If the 4,000 volcanoes per million square kilometers on the floor of the Pacific Ocean is estimated for all the oceans than there are more than a million submarine volcanoes. Maybe as many as 75,000 of these volcanoes rise over half a mile above the ocean floor. Technology and hard work by a group of explorers and geologists have allowed us our first detailed look of submarine volcanoes. Many others lie at such great depths that the tremendous weight of the water above them results in high, confining pressure and prevents the formation and release of steam and gases. Even very large, deep water eruptions may not disturb the ocean floor.

Resources

http://pubs.usgs.gov/gip/volc/submarine.html
http://www.crystalinks.com/volcanoesunderwater.html
http://en.wikipedia.org/wiki/Submarine_volcano

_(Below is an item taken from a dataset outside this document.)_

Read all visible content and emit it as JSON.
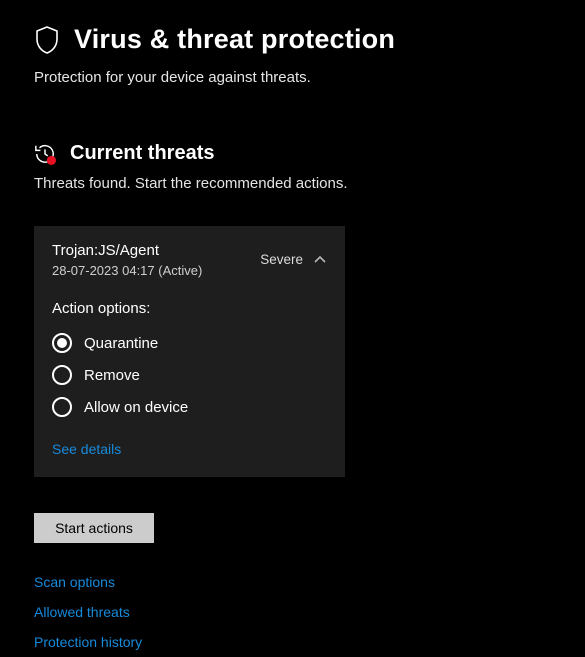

http://www.universetoday.com/guide-to-space/earth/underwater-volcanoes/